Soccer drills are moves that coaches can use
to help athletes practice a skill over and over. They are
usually somewhat short and involve a sequence of movements
that mimic a competition experience or force athletes to focus
on a specific aspect of a skill. Soccer drills are meant to
be somewhat repetitive, especially for younger athletes, but
older athletes can handle drills that are more like a game
For soccer drills, coaches need to
pick exercises that directly relate to skills the athletes
already know or those that will be taught during that practice.
There is no point in having drills available that do not practice
skills the coach deems important for the team. In deciding
which drills to choose, coaches should keep in mind their
athletes’ age and maturity level, skill level, and ability
to focus and concentrate.
28 Fundamental Drills for Developing a Top-Notch Soccer
Engage your players. Improve their skills. Win more
soccer games starting today!
Inside the Essential Soccer Skills and Drills eBook,
you'll discover 28 simple, fun and EFFECTIVE drills
for dribbling, ball control, passing, receiving, defense
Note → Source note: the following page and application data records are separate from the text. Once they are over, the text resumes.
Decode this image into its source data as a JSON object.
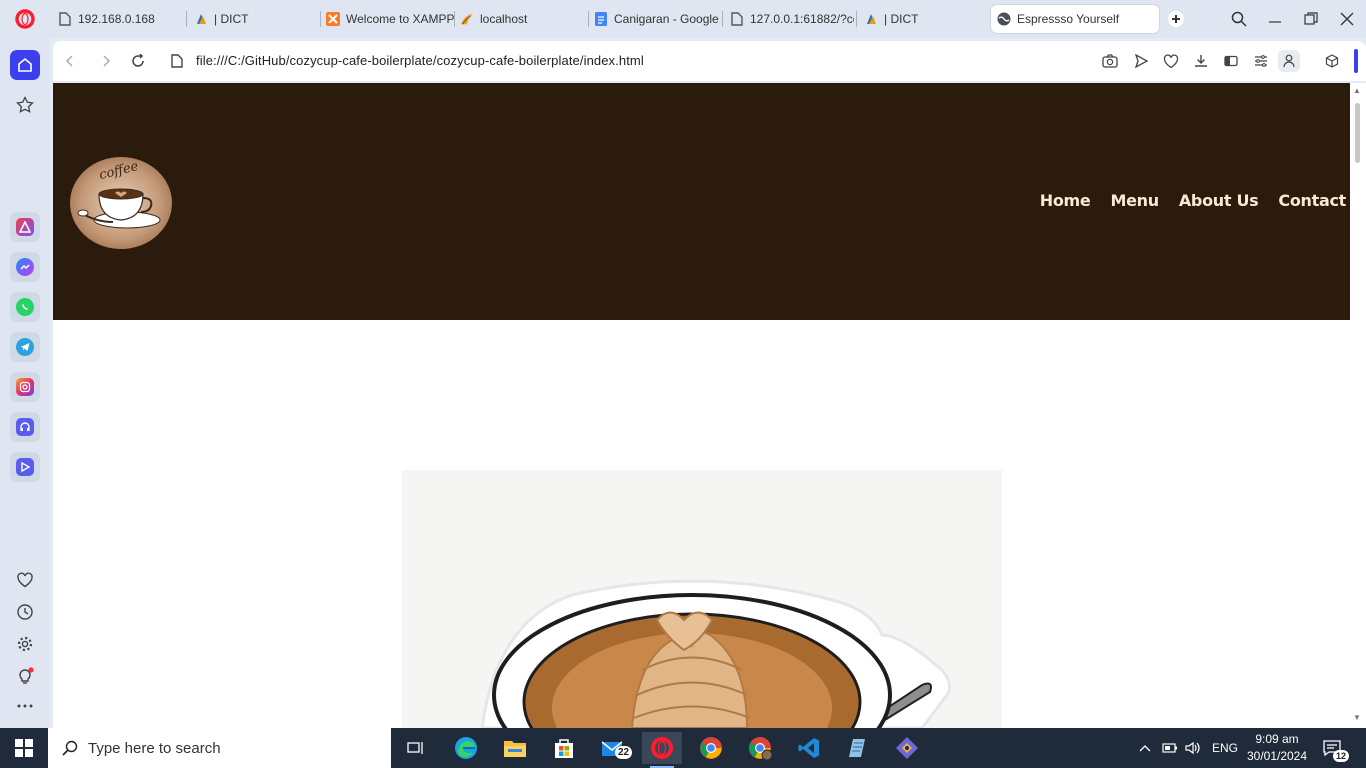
{
  "browser": {
    "tabs": [
      {
        "label": "192.168.0.168",
        "icon": "page-icon"
      },
      {
        "label": "| DICT",
        "icon": "dict-icon"
      },
      {
        "label": "Welcome to XAMPP",
        "icon": "xampp-icon"
      },
      {
        "label": "localhost",
        "icon": "phpmyadmin-icon"
      },
      {
        "label": "Canigaran - Google",
        "icon": "docs-icon"
      },
      {
        "label": "127.0.0.1:61882/?co",
        "icon": "page-icon"
      },
      {
        "label": "| DICT",
        "icon": "dict-icon"
      },
      {
        "label": "Espressso Yourself",
        "icon": "globe-icon",
        "active": true
      }
    ],
    "url": "file:///C:/GitHub/cozycup-cafe-boilerplate/cozycup-cafe-boilerplate/index.html"
  },
  "site": {
    "logo_text": "coffee",
    "nav": [
      "Home",
      "Menu",
      "About Us",
      "Contact"
    ],
    "colors": {
      "header_bg": "#2b1b0c",
      "nav_text": "#fbe7d2"
    }
  },
  "taskbar": {
    "search_placeholder": "Type here to search",
    "mail_badge": "22",
    "language": "ENG",
    "time": "9:09 am",
    "date": "30/01/2024",
    "notifications": "12"
  }
}
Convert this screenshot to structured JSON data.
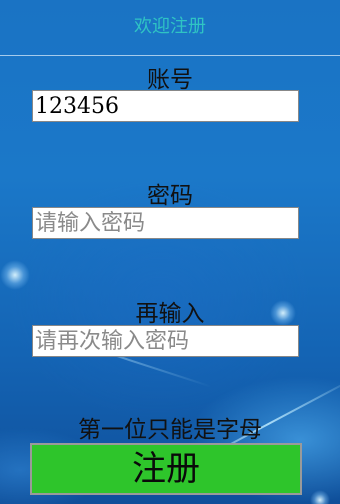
{
  "header": {
    "title": "欢迎注册"
  },
  "form": {
    "account": {
      "label": "账号",
      "value": "123456",
      "placeholder": ""
    },
    "password": {
      "label": "密码",
      "value": "",
      "placeholder": "请输入密码"
    },
    "confirm_password": {
      "label": "再输入",
      "value": "",
      "placeholder": "请再次输入密码"
    },
    "hint": "第一位只能是字母",
    "submit_label": "注册"
  },
  "colors": {
    "title": "#2fc4c4",
    "submit_background": "#2ec52b",
    "background": "#1a73c4"
  }
}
All explained with simple, step by step instructions
and detailed diagrams.
to download the ebook today!
Keep Away Passing
Coaches should set up a grid on the soccer field
about 15 yards x 15 yards. This can be smaller depending on
the age of the players. Four players participate in each drill
and need two soccer balls for the group. Three of the players
play offense, and one plays defense. The defender should wear
a different color or be somehow identified as a defender.
The point of the exercise is to keep the ball
away from the defender. The three offensive players must pass
to each other, attempting to keep control of both balls at
the same time. The defender works not to intercept the ball
but to touch the offensive players.
If the defender is able to touch the offensive
player, he then switches places and becomes and offensive
player, much like the game of keep away. If the offensive
players keep control of the ball for 20 seconds, they receive
one point. A total of five points means the drill is over.
The point of this soccer
training drill is to help athletes develop a sense of
strategy about keeping a ball away from a defender, improve
their passing skills, and encourage teamwork between the offensive
For this soccer drill, coaches should set up
flags on the field, fairly close together. This drill is supposed
to keep athletes in close proximity, so the flags should not
be spread throughout the field. Athletes each have a ball
and stand near the flags. On the coach’s whistle, the
athletes start dribbling the ball freely, able to move wherever
they want in the grid designated by the coach.
The intent of the drill is to keep athletes
from bumping into each other or a flag, requiring them to
dribble with their eyes up and developing good technique.
When the coach blows the whistle again, athletes must race,
while dribbling, to the nearest flag. The first player to
reach the flag five times wins the drill.
With the soccer drills presented here, coaches
should emphasize to athletes that they will not be successful
unless they are willing to look away from their feet, especially
on this last drill. This is especially important and a useful
drill for the very young athletes who may not have developed
the skill to dribble while keeping their eyes up. Practicing
in this way encourages athletes to win by performing moves
Training Drills | Soccer
Practice Drills | Soccer
Conditioning Drills | Kids
Soccer Drills | Free
Soccer Drills | Youth
Soccer Drills | Fun
Us | Privacy
Policy | Terms
Map | Recommended